* [Assignment]
An exact reprint of the data below is required, line for line.

(Data items)
== Segment start ==

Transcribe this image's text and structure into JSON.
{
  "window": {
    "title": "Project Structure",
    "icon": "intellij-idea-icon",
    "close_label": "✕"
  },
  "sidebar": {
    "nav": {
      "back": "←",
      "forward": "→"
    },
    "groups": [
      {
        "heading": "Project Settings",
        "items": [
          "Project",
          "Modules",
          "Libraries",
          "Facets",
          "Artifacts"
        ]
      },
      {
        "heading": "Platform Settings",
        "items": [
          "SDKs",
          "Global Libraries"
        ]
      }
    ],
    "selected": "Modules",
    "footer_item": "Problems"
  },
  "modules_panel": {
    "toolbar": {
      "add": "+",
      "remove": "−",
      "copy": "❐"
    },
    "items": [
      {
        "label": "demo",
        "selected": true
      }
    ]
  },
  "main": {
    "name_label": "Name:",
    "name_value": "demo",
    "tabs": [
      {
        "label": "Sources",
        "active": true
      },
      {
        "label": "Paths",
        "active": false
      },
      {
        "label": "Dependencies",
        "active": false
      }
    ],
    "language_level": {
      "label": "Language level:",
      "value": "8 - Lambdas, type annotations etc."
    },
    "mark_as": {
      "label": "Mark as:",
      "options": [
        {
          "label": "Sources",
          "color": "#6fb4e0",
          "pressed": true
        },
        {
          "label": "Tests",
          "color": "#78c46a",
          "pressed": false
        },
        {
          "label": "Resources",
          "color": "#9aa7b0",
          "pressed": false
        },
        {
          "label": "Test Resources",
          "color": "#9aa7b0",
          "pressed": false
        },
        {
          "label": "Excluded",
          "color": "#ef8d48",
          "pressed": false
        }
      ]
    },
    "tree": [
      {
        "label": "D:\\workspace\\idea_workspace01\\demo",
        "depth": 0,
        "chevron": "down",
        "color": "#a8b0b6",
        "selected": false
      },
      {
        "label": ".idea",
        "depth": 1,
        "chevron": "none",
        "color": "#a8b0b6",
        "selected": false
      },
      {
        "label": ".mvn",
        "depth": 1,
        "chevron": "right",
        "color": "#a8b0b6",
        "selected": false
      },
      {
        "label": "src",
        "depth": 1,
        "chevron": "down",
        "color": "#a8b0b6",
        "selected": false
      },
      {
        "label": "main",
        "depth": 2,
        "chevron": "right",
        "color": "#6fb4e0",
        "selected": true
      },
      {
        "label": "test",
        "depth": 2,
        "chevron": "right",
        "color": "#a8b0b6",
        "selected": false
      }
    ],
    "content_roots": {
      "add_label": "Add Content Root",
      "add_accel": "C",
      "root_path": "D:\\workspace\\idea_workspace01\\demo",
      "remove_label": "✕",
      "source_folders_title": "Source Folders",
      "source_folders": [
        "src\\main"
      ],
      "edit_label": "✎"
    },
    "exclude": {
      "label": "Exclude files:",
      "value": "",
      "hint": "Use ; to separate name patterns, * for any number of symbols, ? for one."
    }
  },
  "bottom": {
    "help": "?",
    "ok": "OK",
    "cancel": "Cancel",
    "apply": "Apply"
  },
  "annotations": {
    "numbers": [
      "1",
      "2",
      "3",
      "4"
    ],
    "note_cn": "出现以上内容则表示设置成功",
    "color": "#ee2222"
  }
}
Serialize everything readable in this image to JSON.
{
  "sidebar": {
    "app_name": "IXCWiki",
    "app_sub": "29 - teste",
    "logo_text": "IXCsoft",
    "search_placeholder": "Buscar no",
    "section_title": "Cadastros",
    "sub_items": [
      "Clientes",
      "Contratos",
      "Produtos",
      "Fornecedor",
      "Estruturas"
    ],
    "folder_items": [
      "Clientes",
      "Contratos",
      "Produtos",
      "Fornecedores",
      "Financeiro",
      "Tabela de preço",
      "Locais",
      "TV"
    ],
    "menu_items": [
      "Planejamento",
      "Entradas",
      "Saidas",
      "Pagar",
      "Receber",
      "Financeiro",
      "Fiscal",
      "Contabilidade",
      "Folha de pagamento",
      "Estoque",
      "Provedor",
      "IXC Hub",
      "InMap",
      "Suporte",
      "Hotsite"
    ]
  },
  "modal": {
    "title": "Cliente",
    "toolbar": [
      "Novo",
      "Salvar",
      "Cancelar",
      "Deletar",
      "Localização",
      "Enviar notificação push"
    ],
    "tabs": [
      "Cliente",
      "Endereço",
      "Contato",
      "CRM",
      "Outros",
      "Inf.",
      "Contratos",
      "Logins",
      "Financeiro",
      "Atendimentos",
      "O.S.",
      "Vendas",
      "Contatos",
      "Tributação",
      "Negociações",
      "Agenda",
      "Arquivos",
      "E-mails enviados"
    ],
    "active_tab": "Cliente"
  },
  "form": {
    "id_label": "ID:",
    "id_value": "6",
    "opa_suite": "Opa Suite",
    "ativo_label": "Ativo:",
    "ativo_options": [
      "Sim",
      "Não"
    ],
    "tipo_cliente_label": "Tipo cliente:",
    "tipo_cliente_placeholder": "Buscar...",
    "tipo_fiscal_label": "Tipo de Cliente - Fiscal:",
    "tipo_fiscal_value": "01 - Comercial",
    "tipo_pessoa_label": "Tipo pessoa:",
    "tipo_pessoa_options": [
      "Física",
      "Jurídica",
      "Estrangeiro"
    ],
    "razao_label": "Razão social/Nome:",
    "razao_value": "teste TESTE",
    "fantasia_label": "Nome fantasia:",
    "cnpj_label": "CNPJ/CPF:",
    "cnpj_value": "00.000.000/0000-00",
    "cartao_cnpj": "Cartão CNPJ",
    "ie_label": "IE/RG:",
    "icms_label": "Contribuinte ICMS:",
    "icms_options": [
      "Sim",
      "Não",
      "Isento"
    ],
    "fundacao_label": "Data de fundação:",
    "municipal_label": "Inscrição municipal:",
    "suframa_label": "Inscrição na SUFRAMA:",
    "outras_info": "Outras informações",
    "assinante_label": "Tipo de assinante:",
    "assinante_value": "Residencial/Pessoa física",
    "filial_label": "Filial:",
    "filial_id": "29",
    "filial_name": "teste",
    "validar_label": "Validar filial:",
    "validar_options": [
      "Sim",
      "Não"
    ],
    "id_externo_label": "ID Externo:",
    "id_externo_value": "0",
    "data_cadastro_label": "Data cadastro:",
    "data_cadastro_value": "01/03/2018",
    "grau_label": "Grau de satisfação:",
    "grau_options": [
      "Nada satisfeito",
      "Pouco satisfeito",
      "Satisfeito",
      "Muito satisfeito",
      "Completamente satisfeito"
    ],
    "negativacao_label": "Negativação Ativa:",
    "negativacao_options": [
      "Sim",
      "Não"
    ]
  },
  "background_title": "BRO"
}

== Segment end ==

* [Answer section]
Transcribe this image's text and structure into JSON.
{
  "window": {
    "title": "Project Structure",
    "icon": "intellij-idea-icon",
    "close_label": "✕"
  },
  "sidebar": {
    "nav": {
      "back": "←",
      "forward": "→"
    },
    "groups": [
      {
        "heading": "Project Settings",
        "items": [
          "Project",
          "Modules",
          "Libraries",
          "Facets",
          "Artifacts"
        ]
      },
      {
        "heading": "Platform Settings",
        "items": [
          "SDKs",
          "Global Libraries"
        ]
      }
    ],
    "selected": "Modules",
    "footer_item": "Problems"
  },
  "modules_panel": {
    "toolbar": {
      "add": "+",
      "remove": "−",
      "copy": "❐"
    },
    "items": [
      {
        "label": "demo",
        "selected": true
      }
    ]
  },
  "main": {
    "name_label": "Name:",
    "name_value": "demo",
    "tabs": [
      {
        "label": "Sources",
        "active": true
      },
      {
        "label": "Paths",
        "active": false
      },
      {
        "label": "Dependencies",
        "active": false
      }
    ],
    "language_level": {
      "label": "Language level:",
      "value": "8 - Lambdas, type annotations etc."
    },
    "mark_as": {
      "label": "Mark as:",
      "options": [
        {
          "label": "Sources",
          "color": "#6fb4e0",
          "pressed": true
        },
        {
          "label": "Tests",
          "color": "#78c46a",
          "pressed": false
        },
        {
          "label": "Resources",
          "color": "#9aa7b0",
          "pressed": false
        },
        {
          "label": "Test Resources",
          "color": "#9aa7b0",
          "pressed": false
        },
        {
          "label": "Excluded",
          "color": "#ef8d48",
          "pressed": false
        }
      ]
    },
    "tree": [
      {
        "label": "D:\\workspace\\idea_workspace01\\demo",
        "depth": 0,
        "chevron": "down",
        "color": "#a8b0b6",
        "selected": false
      },
      {
        "label": ".idea",
        "depth": 1,
        "chevron": "none",
        "color": "#a8b0b6",
        "selected": false
      },
      {
        "label": ".mvn",
        "depth": 1,
        "chevron": "right",
        "color": "#a8b0b6",
        "selected": false
      },
      {
        "label": "src",
        "depth": 1,
        "chevron": "down",
        "color": "#a8b0b6",
        "selected": false
      },
      {
        "label": "main",
        "depth": 2,
        "chevron": "right",
        "color": "#6fb4e0",
        "selected": true
      },
      {
        "label": "test",
        "depth": 2,
        "chevron": "right",
        "color": "#a8b0b6",
        "selected": false
      }
    ],
    "content_roots": {
      "add_label": "Add Content Root",
      "add_accel": "C",
      "root_path": "D:\\workspace\\idea_workspace01\\demo",
      "remove_label": "✕",
      "source_folders_title": "Source Folders",
      "source_folders": [
        "src\\main"
      ],
      "edit_label": "✎"
    },
    "exclude": {
      "label": "Exclude files:",
      "value": "",
      "hint": "Use ; to separate name patterns, * for any number of symbols, ? for one."
    }
  },
  "bottom": {
    "help": "?",
    "ok": "OK",
    "cancel": "Cancel",
    "apply": "Apply"
  },
  "annotations": {
    "numbers": [
      "1",
      "2",
      "3",
      "4"
    ],
    "note_cn": "出现以上内容则表示设置成功",
    "color": "#ee2222"
  }
}
Serialize everything readable in this image to JSON.
{
  "sidebar": {
    "app_name": "IXCWiki",
    "app_sub": "29 - teste",
    "logo_text": "IXCsoft",
    "search_placeholder": "Buscar no",
    "section_title": "Cadastros",
    "sub_items": [
      "Clientes",
      "Contratos",
      "Produtos",
      "Fornecedor",
      "Estruturas"
    ],
    "folder_items": [
      "Clientes",
      "Contratos",
      "Produtos",
      "Fornecedores",
      "Financeiro",
      "Tabela de preço",
      "Locais",
      "TV"
    ],
    "menu_items": [
      "Planejamento",
      "Entradas",
      "Saidas",
      "Pagar",
      "Receber",
      "Financeiro",
      "Fiscal",
      "Contabilidade",
      "Folha de pagamento",
      "Estoque",
      "Provedor",
      "IXC Hub",
      "InMap",
      "Suporte",
      "Hotsite"
    ]
  },
  "modal": {
    "title": "Cliente",
    "toolbar": [
      "Novo",
      "Salvar",
      "Cancelar",
      "Deletar",
      "Localização",
      "Enviar notificação push"
    ],
    "tabs": [
      "Cliente",
      "Endereço",
      "Contato",
      "CRM",
      "Outros",
      "Inf.",
      "Contratos",
      "Logins",
      "Financeiro",
      "Atendimentos",
      "O.S.",
      "Vendas",
      "Contatos",
      "Tributação",
      "Negociações",
      "Agenda",
      "Arquivos",
      "E-mails enviados"
    ],
    "active_tab": "Cliente"
  },
  "form": {
    "id_label": "ID:",
    "id_value": "6",
    "opa_suite": "Opa Suite",
    "ativo_label": "Ativo:",
    "ativo_options": [
      "Sim",
      "Não"
    ],
    "tipo_cliente_label": "Tipo cliente:",
    "tipo_cliente_placeholder": "Buscar...",
    "tipo_fiscal_label": "Tipo de Cliente - Fiscal:",
    "tipo_fiscal_value": "01 - Comercial",
    "tipo_pessoa_label": "Tipo pessoa:",
    "tipo_pessoa_options": [
      "Física",
      "Jurídica",
      "Estrangeiro"
    ],
    "razao_label": "Razão social/Nome:",
    "razao_value": "teste TESTE",
    "fantasia_label": "Nome fantasia:",
    "cnpj_label": "CNPJ/CPF:",
    "cnpj_value": "00.000.000/0000-00",
    "cartao_cnpj": "Cartão CNPJ",
    "ie_label": "IE/RG:",
    "icms_label": "Contribuinte ICMS:",
    "icms_options": [
      "Sim",
      "Não",
      "Isento"
    ],
    "fundacao_label": "Data de fundação:",
    "municipal_label": "Inscrição municipal:",
    "suframa_label": "Inscrição na SUFRAMA:",
    "outras_info": "Outras informações",
    "assinante_label": "Tipo de assinante:",
    "assinante_value": "Residencial/Pessoa física",
    "filial_label": "Filial:",
    "filial_id": "29",
    "filial_name": "teste",
    "validar_label": "Validar filial:",
    "validar_options": [
      "Sim",
      "Não"
    ],
    "id_externo_label": "ID Externo:",
    "id_externo_value": "0",
    "data_cadastro_label": "Data cadastro:",
    "data_cadastro_value": "01/03/2018",
    "grau_label": "Grau de satisfação:",
    "grau_options": [
      "Nada satisfeito",
      "Pouco satisfeito",
      "Satisfeito",
      "Muito satisfeito",
      "Completamente satisfeito"
    ],
    "negativacao_label": "Negativação Ativa:",
    "negativacao_options": [
      "Sim",
      "Não"
    ]
  },
  "background_title": "BRO"
}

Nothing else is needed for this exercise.